Striking chord

When Mobile Roadie launched in December 2008, it was targeted mostly at musicians. And it’s had success with the music industry. When Mobile Roadie debuted, it enlisted Orchard, a leading indie music label, as a launch partner. Schneider is in talks with leading musicians and artists for Mobile Roadie to build their apps.

But the company has also struck a chord in other industries. Conferences and concert promoters, including Beverly Hills-based Live Nation Inc., have used Mobile Roadie to build apps for their events. Authors such as Sophie Kinsella, whose “Confessions of a Shopaholic” was a recent film, have also turned to the startup.

The attention has helped boost Mobile Roadie’s business. Schneider declined to disclose revenues, but said he expected the company to be profitable within the next three months. To date, the company has built more than 200 apps, and Schneider said that number should double in the next two months.

This month, the company also plans to unveil an app for smart phones powered by Google’s Android operating system.
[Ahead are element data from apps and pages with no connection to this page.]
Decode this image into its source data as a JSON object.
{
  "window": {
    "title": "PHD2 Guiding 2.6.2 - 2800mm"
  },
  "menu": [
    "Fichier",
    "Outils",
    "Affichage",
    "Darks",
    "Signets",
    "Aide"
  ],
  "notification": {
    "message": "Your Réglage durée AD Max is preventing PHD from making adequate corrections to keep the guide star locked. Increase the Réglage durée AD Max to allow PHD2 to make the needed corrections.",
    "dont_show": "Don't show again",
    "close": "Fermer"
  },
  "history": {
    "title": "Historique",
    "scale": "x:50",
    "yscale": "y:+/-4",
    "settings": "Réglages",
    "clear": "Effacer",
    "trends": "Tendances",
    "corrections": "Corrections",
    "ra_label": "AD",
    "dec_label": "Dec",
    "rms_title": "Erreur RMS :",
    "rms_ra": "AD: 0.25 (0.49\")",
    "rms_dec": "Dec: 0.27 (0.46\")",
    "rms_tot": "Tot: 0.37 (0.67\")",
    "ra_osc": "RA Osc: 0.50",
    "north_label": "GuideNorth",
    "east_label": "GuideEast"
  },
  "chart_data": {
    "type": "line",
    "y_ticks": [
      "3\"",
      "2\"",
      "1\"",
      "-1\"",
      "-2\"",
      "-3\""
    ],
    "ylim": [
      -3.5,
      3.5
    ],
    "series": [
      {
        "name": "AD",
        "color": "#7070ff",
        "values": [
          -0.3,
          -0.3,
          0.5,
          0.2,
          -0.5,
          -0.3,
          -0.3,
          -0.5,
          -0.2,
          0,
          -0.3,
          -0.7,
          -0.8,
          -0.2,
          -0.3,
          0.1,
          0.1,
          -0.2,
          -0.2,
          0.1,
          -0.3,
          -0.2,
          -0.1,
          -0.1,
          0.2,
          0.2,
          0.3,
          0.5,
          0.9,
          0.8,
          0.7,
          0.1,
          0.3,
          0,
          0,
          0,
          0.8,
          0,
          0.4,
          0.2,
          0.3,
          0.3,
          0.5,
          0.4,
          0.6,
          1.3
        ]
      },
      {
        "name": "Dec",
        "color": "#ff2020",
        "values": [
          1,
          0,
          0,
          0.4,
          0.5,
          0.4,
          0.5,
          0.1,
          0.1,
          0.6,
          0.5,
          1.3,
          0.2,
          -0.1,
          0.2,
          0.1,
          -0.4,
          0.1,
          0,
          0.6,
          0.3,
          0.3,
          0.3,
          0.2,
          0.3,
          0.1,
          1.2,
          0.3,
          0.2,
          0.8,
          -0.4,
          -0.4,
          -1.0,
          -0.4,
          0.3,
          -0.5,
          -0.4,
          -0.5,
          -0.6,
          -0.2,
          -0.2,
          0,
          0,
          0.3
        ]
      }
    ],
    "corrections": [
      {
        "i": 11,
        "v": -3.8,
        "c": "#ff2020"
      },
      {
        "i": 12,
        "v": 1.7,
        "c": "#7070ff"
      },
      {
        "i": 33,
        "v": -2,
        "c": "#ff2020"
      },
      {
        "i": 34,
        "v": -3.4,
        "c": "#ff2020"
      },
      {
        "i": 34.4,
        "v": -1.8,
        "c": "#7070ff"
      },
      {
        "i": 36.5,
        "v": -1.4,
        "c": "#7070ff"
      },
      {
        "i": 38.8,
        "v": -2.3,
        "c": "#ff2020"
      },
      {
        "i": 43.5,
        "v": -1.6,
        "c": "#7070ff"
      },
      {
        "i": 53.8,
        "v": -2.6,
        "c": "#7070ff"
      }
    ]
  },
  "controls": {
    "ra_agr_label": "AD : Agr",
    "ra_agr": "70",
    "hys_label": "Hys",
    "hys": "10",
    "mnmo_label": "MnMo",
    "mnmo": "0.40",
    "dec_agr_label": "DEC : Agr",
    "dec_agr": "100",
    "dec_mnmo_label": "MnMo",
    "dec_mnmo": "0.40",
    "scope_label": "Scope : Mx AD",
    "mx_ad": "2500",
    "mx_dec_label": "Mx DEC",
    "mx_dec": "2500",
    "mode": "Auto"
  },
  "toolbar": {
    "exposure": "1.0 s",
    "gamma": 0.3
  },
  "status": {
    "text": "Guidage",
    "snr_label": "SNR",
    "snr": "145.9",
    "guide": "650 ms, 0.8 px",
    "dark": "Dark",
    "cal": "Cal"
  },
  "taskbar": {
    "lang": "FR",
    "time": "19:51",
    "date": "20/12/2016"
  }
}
Schneider said Mobile Roadie also plans to build apps for Apple’s new handheld device, the iPad.

Mobile Roadie is the second startup run by Schneider, a 29-year-old USC graduate who has been starting businesses since he was 15. Mobile Roadie evolved from his previous company, Fluidesign, a Web design firm.

“We were creating iPhone apps for clients, and we realized it was a big process to do,” Schneider said. “And we started to see this niche of customers that needed a really high-quality app, but also wanted to be able to control it and manage content themselves and didn’t want to spend $10,000 or $20,000.”

Schneider shut down Fluidesign in 2008 when he launched Mobile Roadie, and now devotes all his attention to his new company. His office – on the 11th floor of a Santa Monica buildings a couple of blocks from the beach – is part workspace, part storage, with boxes from Fluidesign still stacked in a corner.

Of late, Schneider’s been wracking up the frequent flier miles, jetting off to the East Coast and Europe to speak at conferences, meet with potential customers and showoff Mobile Roadie’s product.

“It’s entrepreneur hours, but I don’t care,” Schneider said. “This company’s my baby.”

Mobile Roadie LLC



CORE BUSINESS: Building custom applications for smart phones

EMPLOYEES: 7 (up from 2 in 2009)

GOAL: To create thousands of apps across multiple platforms by the end of this year

THE NUMBERS: The number of people downloading its apps has increased 20 percent month over month

Featured Articles

Related Articles